The identification of the types of HPV that are involved in these cancers revealed that the vaccine that is currently used, the nonavalent vaccine, protects against the viral types present in most tumors. Its application can reduce by half the total cases of cancers of anatomical locations associated with HPV infection and, in particular, prevent 90% of cases of cervical cancer. These results suggest that, with the prevention tools that currently exist, cervical cancer could stop being a problem of public health.

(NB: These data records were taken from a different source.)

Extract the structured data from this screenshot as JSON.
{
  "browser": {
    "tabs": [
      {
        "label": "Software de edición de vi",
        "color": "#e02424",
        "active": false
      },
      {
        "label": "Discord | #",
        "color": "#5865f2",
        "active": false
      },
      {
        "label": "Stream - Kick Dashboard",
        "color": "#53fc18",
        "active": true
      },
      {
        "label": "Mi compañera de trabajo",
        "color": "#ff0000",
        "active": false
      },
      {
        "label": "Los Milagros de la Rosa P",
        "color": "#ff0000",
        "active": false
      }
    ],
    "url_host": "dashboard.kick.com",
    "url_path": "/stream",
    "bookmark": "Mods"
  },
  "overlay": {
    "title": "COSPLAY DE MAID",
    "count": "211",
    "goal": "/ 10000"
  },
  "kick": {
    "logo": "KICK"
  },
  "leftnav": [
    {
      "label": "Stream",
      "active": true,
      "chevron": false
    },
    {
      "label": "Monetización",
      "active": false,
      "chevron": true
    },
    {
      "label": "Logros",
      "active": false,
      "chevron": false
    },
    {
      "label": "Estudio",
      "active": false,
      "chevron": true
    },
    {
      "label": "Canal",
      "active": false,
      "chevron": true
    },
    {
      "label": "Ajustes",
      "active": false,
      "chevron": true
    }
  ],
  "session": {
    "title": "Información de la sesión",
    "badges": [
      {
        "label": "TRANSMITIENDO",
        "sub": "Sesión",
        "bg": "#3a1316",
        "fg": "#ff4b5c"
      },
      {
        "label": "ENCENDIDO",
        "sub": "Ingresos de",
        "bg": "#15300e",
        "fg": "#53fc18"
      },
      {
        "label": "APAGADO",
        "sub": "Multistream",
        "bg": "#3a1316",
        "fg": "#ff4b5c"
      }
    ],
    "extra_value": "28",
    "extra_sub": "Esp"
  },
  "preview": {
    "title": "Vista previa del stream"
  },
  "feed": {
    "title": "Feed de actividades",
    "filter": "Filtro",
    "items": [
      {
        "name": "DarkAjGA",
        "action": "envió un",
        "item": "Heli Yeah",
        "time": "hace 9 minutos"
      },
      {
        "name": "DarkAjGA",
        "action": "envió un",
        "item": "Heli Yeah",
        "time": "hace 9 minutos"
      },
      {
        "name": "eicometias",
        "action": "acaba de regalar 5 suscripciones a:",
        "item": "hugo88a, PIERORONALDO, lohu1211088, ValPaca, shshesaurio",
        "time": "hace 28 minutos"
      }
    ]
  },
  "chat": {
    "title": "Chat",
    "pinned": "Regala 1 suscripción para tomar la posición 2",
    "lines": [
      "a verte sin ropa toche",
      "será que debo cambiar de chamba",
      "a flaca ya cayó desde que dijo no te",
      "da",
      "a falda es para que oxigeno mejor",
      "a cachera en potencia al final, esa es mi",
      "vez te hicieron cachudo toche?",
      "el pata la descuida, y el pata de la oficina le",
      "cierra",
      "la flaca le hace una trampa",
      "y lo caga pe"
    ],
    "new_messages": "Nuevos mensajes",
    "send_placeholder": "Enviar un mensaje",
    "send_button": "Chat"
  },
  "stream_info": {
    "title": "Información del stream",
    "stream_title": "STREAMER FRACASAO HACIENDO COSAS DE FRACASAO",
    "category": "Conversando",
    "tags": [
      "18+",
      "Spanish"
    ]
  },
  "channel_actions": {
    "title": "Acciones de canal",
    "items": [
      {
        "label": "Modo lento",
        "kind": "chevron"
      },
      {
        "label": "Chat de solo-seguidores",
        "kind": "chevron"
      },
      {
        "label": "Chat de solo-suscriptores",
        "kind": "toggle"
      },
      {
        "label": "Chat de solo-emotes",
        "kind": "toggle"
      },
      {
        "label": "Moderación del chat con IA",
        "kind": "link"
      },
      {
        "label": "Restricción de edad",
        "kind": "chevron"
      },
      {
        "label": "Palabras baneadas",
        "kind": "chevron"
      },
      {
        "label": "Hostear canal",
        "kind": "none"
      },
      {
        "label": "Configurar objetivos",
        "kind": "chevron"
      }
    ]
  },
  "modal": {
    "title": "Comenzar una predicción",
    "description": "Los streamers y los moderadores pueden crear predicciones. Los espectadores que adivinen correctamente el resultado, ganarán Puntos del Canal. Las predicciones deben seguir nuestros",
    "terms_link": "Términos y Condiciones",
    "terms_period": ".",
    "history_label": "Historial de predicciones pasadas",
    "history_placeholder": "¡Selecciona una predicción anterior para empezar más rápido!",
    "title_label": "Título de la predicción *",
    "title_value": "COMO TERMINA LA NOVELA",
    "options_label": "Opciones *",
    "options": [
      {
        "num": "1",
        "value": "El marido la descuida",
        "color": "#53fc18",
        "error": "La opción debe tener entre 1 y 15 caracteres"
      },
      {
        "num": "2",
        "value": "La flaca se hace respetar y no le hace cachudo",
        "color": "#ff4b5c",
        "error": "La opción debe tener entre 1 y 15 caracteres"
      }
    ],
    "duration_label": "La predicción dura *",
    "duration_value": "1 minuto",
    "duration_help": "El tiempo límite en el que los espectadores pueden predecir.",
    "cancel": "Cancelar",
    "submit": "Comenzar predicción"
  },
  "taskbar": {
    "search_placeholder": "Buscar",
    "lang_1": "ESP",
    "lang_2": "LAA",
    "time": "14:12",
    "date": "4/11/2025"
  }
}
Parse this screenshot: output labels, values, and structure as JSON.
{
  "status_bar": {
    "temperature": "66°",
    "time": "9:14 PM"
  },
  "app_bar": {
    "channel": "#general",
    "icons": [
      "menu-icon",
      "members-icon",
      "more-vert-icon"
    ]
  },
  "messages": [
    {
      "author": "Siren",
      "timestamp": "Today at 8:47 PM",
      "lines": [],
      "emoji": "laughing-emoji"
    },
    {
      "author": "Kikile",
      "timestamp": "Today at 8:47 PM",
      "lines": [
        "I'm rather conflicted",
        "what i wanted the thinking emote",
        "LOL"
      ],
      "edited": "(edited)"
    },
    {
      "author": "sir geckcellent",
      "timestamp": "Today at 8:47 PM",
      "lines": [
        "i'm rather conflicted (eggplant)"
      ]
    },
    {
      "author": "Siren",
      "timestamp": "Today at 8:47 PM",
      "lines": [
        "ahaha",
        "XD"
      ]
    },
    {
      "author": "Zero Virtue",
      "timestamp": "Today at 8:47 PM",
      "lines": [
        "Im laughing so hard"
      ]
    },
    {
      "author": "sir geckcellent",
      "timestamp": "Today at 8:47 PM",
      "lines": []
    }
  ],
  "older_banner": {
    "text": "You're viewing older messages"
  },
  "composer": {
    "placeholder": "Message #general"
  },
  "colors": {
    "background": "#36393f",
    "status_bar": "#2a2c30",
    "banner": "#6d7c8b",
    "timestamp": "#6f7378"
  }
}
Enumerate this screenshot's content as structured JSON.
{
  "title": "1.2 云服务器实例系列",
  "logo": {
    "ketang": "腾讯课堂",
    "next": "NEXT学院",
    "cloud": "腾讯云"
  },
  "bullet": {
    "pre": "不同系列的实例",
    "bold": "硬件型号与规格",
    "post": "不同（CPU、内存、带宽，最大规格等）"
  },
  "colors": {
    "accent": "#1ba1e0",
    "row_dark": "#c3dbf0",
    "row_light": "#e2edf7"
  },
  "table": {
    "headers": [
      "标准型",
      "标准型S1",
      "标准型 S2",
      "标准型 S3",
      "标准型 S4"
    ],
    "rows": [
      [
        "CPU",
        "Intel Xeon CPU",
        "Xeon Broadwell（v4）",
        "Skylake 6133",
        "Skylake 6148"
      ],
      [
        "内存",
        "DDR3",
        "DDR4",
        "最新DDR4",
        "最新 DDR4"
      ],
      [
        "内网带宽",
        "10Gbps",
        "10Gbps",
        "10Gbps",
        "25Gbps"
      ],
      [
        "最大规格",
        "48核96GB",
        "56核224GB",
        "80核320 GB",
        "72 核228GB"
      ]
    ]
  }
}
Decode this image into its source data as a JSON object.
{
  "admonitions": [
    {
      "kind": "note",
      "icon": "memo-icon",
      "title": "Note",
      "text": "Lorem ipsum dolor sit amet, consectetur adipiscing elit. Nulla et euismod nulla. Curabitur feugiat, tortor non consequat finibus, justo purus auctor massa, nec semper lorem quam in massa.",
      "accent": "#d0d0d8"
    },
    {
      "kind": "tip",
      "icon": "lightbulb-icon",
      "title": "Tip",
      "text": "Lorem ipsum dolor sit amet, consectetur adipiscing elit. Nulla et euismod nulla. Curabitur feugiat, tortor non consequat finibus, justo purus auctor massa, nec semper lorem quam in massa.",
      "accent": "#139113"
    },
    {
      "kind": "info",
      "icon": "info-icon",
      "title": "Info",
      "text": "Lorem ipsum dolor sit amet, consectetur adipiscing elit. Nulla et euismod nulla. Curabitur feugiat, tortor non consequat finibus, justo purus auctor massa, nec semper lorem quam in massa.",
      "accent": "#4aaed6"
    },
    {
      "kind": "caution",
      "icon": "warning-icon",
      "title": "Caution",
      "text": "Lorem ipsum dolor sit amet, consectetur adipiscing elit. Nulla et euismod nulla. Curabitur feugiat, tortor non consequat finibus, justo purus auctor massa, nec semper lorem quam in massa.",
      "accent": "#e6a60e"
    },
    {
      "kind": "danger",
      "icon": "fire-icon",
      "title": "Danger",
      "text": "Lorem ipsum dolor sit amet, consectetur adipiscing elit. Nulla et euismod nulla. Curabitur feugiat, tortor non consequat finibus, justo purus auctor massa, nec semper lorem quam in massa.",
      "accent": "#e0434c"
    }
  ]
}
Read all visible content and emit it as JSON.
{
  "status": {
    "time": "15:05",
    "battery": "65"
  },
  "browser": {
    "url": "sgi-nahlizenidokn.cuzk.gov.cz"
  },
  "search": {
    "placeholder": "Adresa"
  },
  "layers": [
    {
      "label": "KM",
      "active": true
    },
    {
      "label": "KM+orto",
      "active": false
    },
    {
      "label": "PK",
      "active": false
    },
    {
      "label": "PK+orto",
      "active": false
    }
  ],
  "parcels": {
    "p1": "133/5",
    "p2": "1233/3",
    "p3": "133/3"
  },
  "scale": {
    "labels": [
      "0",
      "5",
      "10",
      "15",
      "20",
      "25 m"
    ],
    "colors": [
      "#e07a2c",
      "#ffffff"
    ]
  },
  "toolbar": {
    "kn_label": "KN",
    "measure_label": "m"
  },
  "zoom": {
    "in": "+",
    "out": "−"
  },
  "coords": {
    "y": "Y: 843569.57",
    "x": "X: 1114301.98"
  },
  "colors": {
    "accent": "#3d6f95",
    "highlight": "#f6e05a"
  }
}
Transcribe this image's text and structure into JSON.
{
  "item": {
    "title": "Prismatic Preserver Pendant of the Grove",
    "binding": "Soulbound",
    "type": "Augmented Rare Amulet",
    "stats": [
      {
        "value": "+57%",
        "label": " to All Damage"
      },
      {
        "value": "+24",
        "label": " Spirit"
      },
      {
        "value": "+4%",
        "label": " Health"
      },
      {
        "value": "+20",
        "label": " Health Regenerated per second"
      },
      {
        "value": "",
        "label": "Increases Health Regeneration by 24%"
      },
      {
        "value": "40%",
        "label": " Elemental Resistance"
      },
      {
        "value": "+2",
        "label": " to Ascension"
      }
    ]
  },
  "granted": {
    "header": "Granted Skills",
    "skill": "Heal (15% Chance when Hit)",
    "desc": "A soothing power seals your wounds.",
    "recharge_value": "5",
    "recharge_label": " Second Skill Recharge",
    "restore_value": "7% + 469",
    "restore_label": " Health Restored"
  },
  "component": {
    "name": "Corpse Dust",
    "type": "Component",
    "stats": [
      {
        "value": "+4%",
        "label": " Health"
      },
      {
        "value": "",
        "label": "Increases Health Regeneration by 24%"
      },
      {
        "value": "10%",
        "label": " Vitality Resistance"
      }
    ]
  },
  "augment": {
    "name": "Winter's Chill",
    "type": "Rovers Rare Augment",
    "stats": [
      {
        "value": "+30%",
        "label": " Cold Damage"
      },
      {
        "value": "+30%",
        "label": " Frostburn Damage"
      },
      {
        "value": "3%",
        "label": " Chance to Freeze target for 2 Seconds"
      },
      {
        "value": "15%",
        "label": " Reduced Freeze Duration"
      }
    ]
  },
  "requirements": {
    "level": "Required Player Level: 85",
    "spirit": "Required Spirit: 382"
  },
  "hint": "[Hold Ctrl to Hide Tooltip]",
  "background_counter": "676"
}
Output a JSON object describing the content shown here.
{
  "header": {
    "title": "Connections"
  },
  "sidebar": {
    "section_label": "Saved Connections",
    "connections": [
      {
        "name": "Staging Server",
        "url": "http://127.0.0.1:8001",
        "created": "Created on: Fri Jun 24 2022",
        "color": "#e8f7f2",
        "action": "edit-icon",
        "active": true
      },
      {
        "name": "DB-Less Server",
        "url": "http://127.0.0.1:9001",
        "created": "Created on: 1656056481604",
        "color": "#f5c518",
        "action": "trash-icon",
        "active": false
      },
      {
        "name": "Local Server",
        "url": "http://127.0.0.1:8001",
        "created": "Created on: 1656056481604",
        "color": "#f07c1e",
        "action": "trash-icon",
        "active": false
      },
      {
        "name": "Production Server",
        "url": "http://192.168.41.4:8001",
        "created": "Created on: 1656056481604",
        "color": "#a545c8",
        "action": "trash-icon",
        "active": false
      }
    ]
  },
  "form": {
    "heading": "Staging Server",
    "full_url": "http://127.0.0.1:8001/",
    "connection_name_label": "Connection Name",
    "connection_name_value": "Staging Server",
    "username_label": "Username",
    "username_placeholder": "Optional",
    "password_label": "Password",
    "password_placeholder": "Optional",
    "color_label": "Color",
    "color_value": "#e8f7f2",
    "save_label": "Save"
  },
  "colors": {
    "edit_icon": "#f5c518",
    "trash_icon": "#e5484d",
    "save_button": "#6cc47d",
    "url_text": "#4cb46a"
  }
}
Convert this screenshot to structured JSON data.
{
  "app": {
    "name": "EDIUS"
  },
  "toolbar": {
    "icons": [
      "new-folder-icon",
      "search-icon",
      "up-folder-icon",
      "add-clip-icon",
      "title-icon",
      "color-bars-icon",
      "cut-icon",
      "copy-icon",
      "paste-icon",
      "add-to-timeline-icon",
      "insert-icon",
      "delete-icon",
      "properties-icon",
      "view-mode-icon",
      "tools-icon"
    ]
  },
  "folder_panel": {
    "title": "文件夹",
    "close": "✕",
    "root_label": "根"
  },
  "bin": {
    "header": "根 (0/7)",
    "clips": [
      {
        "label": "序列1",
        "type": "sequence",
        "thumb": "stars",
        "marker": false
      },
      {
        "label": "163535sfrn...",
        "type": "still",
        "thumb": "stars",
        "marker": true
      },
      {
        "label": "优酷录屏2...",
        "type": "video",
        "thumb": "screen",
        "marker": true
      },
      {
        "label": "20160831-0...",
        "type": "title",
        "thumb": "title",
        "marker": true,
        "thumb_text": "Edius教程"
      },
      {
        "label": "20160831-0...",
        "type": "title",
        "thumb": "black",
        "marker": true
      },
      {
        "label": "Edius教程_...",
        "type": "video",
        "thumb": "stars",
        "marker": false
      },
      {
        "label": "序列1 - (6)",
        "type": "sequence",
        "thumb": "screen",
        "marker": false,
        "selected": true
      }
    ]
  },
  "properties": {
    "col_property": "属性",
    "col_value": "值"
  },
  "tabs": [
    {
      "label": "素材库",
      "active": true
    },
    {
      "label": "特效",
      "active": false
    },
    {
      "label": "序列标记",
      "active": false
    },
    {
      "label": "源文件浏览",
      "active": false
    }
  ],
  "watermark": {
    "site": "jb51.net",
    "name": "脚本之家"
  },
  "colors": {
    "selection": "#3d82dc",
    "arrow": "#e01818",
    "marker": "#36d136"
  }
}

Its about first and only study which develops in this field with such a large sample size and geographic representation. In addition, it is the most rigorous and homogeneous to date, both in the treatment of the samples and in the analysis protocol, which uses in addition to the detection of viral DNA, two different biomarkers for the detection of viral activity in tumors .
One of the main issues of the project was to estimate the proportion of the total cases of these types of cancer, which can be attributed to HPV infection. In some of them, HPV infection is the main oncogenic cause, how in cervical cancer, or 83% of those located in the anus. In others, such as tumors in the oral cavity (4.4%), the larynx (3.5%) or the oropharyngeal cavity (22.4%) there are other carcinogenic factors, such as the consumption of tobacco and alcohol. However, changing sexual and health habits is increasing the prevalence of HPV in these types of cancer.
HPV vaccines are vaccines in which the virus is reproduced, that is, the part that our body recognizes. The first HPV vaccines acted against the most oncogenic viral types, 16 and 18. In addition, in the tetravalent vaccine they add the types of viruses that cause anogenital warts (6, 11). We currently have another vaccine with a wider spectrum that covers genotypes 6,11,16,18,31,33,45,58, and 58.